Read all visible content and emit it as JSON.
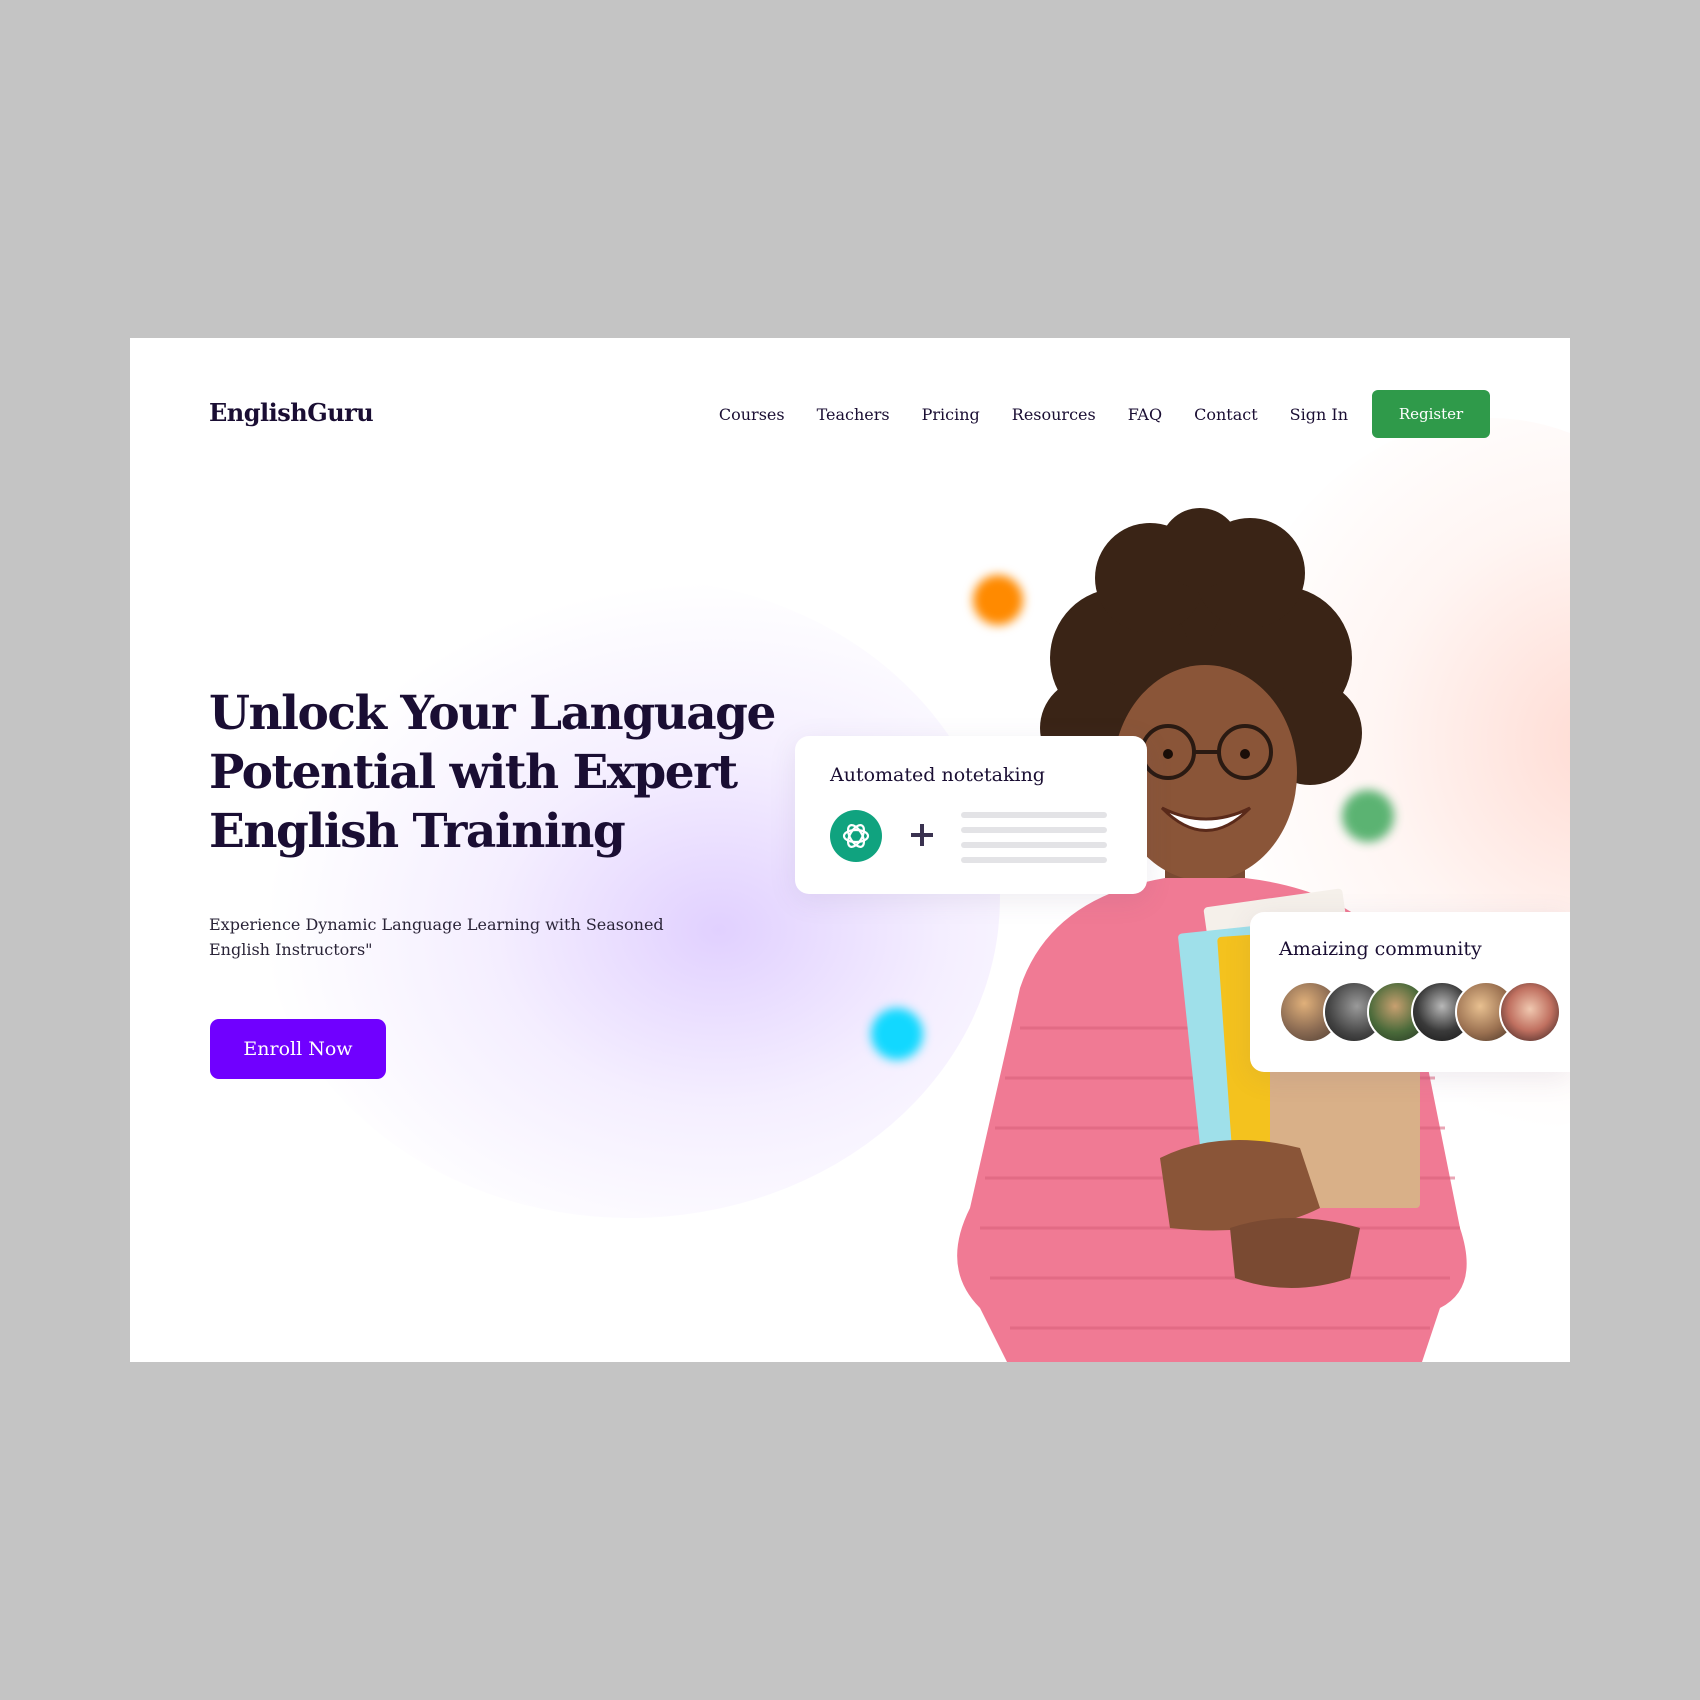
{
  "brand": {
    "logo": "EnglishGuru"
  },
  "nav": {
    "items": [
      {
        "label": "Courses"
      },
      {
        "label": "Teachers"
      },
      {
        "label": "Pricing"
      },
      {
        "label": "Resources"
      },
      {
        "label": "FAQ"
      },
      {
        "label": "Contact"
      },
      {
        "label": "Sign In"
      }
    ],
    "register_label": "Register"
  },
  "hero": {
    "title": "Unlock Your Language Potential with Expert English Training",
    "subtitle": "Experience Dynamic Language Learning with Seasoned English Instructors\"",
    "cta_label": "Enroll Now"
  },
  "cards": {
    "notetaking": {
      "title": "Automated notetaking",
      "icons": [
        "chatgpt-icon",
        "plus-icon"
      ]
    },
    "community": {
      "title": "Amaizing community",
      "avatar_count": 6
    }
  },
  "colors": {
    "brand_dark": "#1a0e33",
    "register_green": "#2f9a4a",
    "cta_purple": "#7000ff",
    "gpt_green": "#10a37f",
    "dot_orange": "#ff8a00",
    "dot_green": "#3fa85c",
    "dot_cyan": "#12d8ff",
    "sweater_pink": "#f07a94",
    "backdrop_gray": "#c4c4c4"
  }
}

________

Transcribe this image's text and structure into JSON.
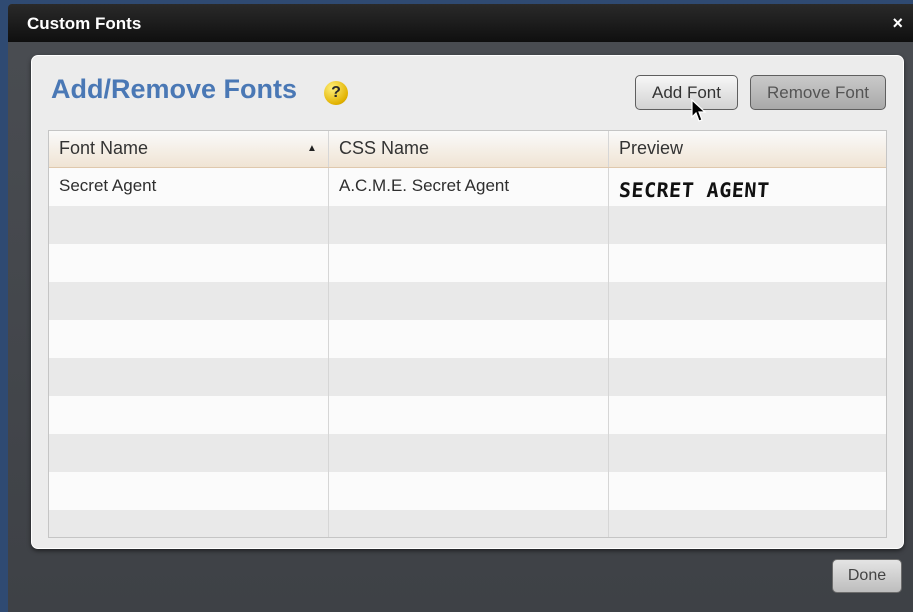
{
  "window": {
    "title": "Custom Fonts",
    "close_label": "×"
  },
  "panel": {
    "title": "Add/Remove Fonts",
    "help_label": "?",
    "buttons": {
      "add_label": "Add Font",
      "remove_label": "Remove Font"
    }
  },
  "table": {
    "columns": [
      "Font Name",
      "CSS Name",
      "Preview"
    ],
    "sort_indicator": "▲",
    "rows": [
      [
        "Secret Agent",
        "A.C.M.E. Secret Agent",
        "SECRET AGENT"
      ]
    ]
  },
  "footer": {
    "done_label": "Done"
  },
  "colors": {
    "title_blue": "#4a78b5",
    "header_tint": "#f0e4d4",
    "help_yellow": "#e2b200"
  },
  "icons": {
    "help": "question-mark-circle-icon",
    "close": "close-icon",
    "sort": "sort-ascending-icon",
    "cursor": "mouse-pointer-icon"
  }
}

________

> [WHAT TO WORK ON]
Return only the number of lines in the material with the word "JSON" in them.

> [EXERCISE OUTPUT]
2